No brand name, no problem: How SMEs can compete for talent through career development

Find out how SMEs can compete for talent and boost retention by investing in career development plans for both their current and prospective employees.

17 Jan 2023 Articles Recruitment Best practices Human capital partnership

Nowadays, it is not enough to have a job that pays well.

In particular, the younger generation of talent1 are increasingly drawn to companies that make them feel valued and have a plan to develop them, on top of monetary compensation.

This is the reality that SMEs, who already struggle to attract people to their companies, have to face. According to a World Economic Forum report2, the top challenge that they encounter is talent acquisition and retention, ahead of other hurdles like expansion and funding.

Here are some ways that SMEs can tap its competitive advantage to compete for talent by creating a strong employee value proposition (EVP) through career development.

Create Customised Career Paths

Having a flatter organisational structure with fewer layers compared to MNCs is common in SMEs and they should capitalise on this to customise career paths to the individual. A good career plan should focus on both an employee’s personal and professional growth3

One way is to embrace career lattices4. Unlike traditional career ladders, which are linear and strictly about vertical progression such as promotions, career lattices are a more flexible plan to support lateral progression and employee development in multiple directions.

This can mean allowing employees to transit into a different role or portfolio. For instance, Atlas Sound & Vision5, a local SME that sells premium audio and visual products, actively encourages its staff to take on other roles. One of its Sales Advocates has become a Corporate Partnership Manager, while a Customer Relations Officer has moved into marketing.

The flexible nature of career lattices not only allows companies to better retain employees, but also incentivises them to take the initiative to chart their own career pathways.

Tailor Training and Development Initiatives

Similarly, being smaller also enables smaller companies to better identify skills gaps among employees and tailor training programmes to their specific needs.

SMEs can invest in internal and external training programmes to equip employees with relevant future skill sets, including digital fluency, critical thinking, communication and collaboration, and adaptability.

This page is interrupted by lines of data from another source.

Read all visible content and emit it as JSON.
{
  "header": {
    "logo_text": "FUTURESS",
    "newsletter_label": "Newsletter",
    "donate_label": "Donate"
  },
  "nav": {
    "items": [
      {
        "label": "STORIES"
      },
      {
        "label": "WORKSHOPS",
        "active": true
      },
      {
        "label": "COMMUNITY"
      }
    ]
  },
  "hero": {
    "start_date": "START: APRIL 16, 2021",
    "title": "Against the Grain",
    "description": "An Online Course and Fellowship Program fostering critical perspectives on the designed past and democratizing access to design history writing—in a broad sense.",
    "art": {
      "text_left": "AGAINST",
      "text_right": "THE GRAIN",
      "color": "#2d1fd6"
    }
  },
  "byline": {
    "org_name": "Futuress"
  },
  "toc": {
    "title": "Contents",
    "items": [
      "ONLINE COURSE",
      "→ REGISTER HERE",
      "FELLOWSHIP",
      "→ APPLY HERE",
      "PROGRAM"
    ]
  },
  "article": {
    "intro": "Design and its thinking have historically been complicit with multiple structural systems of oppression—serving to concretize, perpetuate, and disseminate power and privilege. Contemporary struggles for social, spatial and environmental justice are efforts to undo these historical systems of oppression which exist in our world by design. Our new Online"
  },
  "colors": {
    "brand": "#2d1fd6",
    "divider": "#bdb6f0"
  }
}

Nexia TS, an accounting firm in Singapore, is an example of how being small enables a company to be nimbler in staff training. For instance, it has a system in place to collect regular feedback from employees on the specific areas or skill sets they are interested in developing to support their career goals. It also offers on-the-job training for senior staff to work closely with their juniors to identify their strengths and weaknesses, as well as areas for improvement.

Deploy a Range of Programmes to Support Career Development

This can include

  • Job shadowing or personalised mentoring by experienced co-workers and managers.
  • Cross-training exercises to train employees in responsibilities outside of their usual job scope to fill competency gaps in an organisation.
  • Stretch assignments – a hands-on approach that involves assigning employees a challenging project beyond their current capabilities to push their professional limits. 

By prioritising employee development, SMEs can successfully create a great EVP and give themselves a tactical advantage in today’s war of talent.



[1] The Key to Retaining Young Workers? Better Onboarding (2022).
[2] Future Readiness of SMEs: Mobilizing the SME Sector to Drive Widespread Sustainability and Prosperity (2021).
[3][5] 4 Ways Singapore SMEs Can Attract and Retain Employees (2022).
[4] Career Ladders vs. Career Lattices - Tools for Employee Development (2019).